International student organization ESN has been questioned for including a traditional black-faced Zwarte Piet during a committee Sinterklaas party.

The party was organised by the ESN Mentor and Integration Committee and was held at SKLO building on the Kraneweg on Sunday evening. Photos of the event posted by the committee on their Facebook page show several committee members in black-painted faces with afro wigs and red lips.

When questioned about the decision, Jedidja Louman, ESN’s PR coordinator, gave a statement on behalf of the ESN Groningen board. ‘We follow the tradition, which is what the activity is about. We don’t want to put a value judgement on it.’


ESN is the Erasmus Student Network, a non-profit organization for international students with branches throughout Europe. The Groningen branch is one of the largest in the Netherlands, and they are comprised of several sub-committees, including the Mentor and Integration Committee that hosted the event.

Court cases

Controversy about the traditional depiction of Sinterklaas’ helper has escalated over the past few years, even reaching several court cases to decide whether or not the character’s appearance is racist and in violation of Dutch anti-discrimination laws.
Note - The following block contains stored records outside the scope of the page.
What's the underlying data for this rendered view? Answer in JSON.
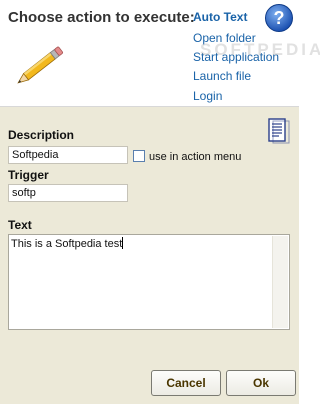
{
  "header": {
    "title": "Choose action to execute:",
    "actions": [
      {
        "label": "Auto Text",
        "selected": true
      },
      {
        "label": "Open folder",
        "selected": false
      },
      {
        "label": "Start application",
        "selected": false
      },
      {
        "label": "Launch file",
        "selected": false
      },
      {
        "label": "Login",
        "selected": false
      }
    ],
    "watermark": "SOFTPEDIA"
  },
  "form": {
    "description_label": "Description",
    "description_value": "Softpedia",
    "use_in_action_menu_label": "use in action menu",
    "use_in_action_menu_checked": false,
    "trigger_label": "Trigger",
    "trigger_value": "softp",
    "text_label": "Text",
    "text_value": "This is a Softpedia test"
  },
  "buttons": {
    "cancel": "Cancel",
    "ok": "Ok"
  },
  "colors": {
    "link": "#1a63a8",
    "panel": "#ece9d8",
    "button_text": "#4a3600"
  }
}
Taku Mutezo, the international student representative in the University Council, questions the decision and sees it as culturally insensitive. ‘I can understand the fact that they wanted to expose the international students to Dutch culture and tradition, but personally, I found it on the verge of insensitive to go that far, considering the fact that this is currently an ongoing debate in the Netherlands with students in the art faculty even going to the extent of protesting.’
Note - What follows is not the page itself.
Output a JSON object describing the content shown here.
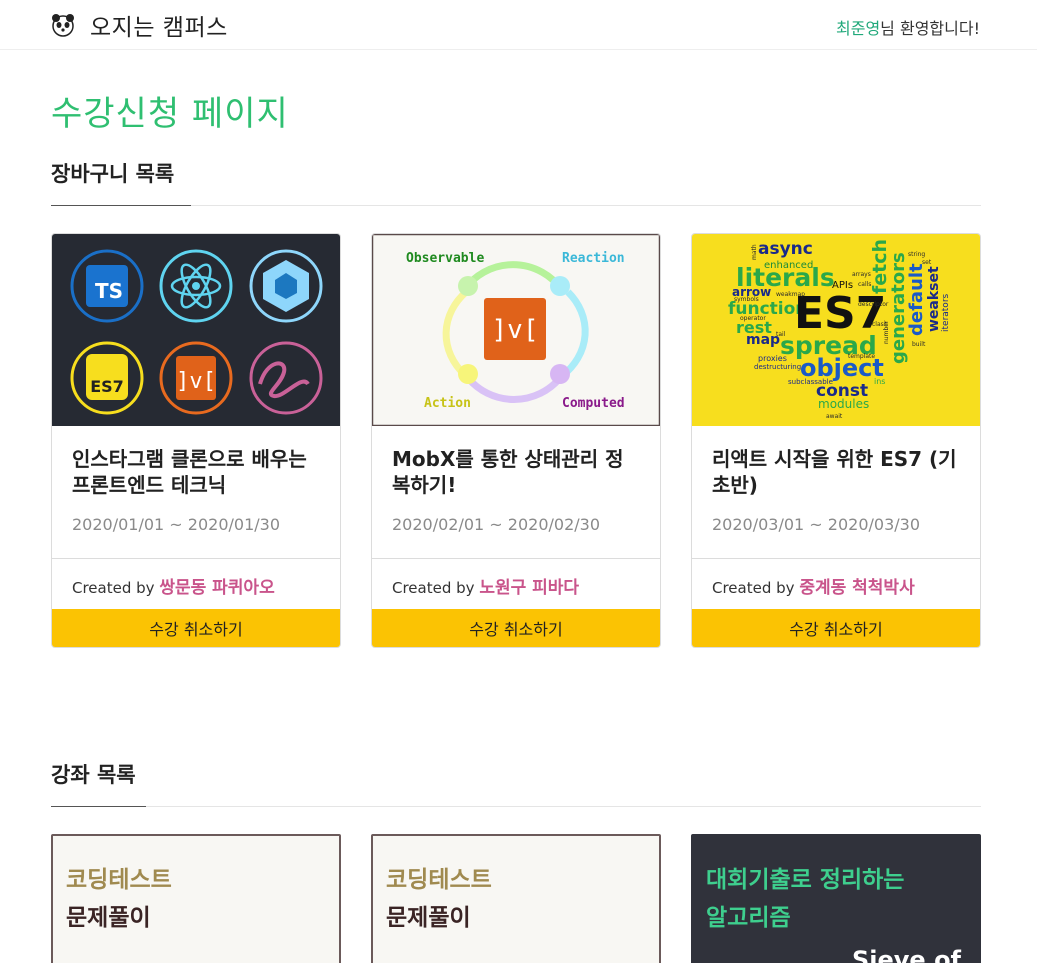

‘I think that integration is great, but so is cultural awareness, and part of cultural awareness is considering those – even if they are a minority – that may feel uncomfortable with certain practices’, Taku says.

Old tired response

Mustapha Abdu-Aguye, a PhD candidate in nanoscience at the RUG and former board member of African Student Community, was disappointed by the choice as well. ‘I didn’t expect to see that there,’ he says. ‘I did not have the stomach to look through all the pictures.’

‘My gut reaction is that this is a clear message to those who find it disturbing to buzz off’, he says, ‘but then, I know that if anyone brought it up, you’d get the same old tired response: “it’s a tradition, we mean no harm”’

Although he finds it a strange, he says, ‘one has to grow a thick skin to certain things, and this is just one of them.’